“In a gambling simulation, student participants chose more risky slot machines when payouts were relatively higher and when casino-related cues were associated with payouts. Pairing a neutral sound with the best payout did not consistently affect slot machine choice, and the effect of casino cues did not depend on their timing. Casino-related cues enhanced payout memory.”


Affect enhances object-background associations: Evidence from behavior and mathematical modeling

“There was no evidence of emotion-based impairment in cued recall in either of two experiments, including one in which we replicated the emotion-induced memory trade-off in recognition.

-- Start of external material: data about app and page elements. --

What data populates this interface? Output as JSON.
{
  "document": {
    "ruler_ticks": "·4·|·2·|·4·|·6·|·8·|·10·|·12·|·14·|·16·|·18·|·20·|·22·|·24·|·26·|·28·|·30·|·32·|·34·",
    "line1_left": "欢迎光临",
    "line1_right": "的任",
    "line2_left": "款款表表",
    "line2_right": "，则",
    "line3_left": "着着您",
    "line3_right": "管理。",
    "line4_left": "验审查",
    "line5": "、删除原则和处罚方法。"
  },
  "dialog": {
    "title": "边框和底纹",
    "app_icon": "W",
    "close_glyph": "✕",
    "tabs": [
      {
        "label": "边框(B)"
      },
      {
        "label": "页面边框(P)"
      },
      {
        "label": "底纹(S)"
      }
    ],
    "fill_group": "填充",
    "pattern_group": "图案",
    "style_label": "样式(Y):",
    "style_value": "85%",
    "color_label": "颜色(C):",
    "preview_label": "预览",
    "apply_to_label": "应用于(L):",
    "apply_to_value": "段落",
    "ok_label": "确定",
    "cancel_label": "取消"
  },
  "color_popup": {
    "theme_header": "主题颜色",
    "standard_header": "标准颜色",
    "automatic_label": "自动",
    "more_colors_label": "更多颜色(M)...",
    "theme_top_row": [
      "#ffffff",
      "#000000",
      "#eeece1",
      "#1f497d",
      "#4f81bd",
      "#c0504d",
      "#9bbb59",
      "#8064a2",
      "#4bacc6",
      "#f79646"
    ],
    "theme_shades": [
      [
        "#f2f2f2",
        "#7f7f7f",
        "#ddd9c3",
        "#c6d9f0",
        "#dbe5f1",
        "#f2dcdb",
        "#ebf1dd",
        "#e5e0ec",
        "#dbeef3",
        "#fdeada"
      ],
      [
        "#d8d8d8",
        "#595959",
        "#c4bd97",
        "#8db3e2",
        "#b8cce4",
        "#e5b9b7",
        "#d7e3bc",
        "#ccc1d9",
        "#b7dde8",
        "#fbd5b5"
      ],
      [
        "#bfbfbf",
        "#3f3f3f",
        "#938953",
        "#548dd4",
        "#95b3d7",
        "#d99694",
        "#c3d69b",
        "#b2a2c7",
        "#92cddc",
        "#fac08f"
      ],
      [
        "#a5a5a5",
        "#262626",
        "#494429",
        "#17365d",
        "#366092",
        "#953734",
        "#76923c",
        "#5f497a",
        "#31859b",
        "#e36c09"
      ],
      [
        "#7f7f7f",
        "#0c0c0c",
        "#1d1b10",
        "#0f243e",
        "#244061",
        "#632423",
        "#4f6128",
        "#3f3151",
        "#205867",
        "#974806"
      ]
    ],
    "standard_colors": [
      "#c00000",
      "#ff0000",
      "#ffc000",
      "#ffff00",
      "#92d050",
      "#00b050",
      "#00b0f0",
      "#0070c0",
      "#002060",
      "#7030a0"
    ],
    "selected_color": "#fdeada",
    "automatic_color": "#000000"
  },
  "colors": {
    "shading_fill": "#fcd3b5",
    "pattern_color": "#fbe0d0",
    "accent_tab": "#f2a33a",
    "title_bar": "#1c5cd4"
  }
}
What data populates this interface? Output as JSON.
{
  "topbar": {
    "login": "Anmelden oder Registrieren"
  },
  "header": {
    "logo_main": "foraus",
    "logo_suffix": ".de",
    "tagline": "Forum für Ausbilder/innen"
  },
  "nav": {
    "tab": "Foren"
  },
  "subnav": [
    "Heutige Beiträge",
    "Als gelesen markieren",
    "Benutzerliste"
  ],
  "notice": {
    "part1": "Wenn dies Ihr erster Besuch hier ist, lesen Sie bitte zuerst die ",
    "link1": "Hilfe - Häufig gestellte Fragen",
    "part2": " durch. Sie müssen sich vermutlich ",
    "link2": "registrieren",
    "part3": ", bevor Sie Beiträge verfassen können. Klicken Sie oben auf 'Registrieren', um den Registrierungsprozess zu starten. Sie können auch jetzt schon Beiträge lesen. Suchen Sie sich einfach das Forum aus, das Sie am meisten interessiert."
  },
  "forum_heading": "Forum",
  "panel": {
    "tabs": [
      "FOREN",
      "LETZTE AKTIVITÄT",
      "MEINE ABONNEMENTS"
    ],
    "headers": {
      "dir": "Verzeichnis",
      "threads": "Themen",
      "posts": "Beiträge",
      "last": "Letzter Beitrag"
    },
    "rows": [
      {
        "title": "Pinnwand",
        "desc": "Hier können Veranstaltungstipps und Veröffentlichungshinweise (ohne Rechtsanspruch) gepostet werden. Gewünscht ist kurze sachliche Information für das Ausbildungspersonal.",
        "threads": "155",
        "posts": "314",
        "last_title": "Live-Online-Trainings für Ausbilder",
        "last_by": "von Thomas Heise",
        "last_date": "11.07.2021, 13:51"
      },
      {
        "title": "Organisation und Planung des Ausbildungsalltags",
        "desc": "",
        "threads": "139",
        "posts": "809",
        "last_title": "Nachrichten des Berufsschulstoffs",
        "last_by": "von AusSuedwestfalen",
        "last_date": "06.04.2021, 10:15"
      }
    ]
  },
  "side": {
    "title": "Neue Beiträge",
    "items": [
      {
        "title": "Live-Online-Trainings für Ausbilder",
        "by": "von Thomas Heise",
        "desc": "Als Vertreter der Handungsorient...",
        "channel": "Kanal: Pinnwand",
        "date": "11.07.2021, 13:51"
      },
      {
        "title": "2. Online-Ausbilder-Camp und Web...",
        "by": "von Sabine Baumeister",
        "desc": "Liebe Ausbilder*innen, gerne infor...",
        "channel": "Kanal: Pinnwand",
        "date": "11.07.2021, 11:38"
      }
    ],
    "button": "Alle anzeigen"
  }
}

Mathematical model fits indicated that the emotionality of the encoded scene was the primary driver of improved cued-recall performance.”


Dr. Madan on PB&R Editorial Board

Dr. Madan is proud to be part of the new Psychonomic Bulletin & Review editorial board.


The power of nothing: Risk preference in pigeons, but not people, is driven primarily by avoidance of zero outcomes

New paper looking at risky choice in pigeons, published in Journal of Experimental Psychology: Animal Learning and Cognition.

“Both species showed risky choices consistent with an overweighting of extreme outcomes when the low-value risky option could yield an outcome of 0. When all outcome values were increased such that none of the options could lead to 0, people but not pigeons still overweighted the extremes. Unlike people, pigeons no longer avoided a low-value risky option when it yielded a nonzero food outcome.”


Christopher Donoff defends MSc

Christopher Donoff successfully defended his MSc on “Measuring mental imagery” (University of Alberta; co-supervised with Anthony Singhal). He has already begun a MSc Data Science degree at the University of British Columbia. We wish him all the best!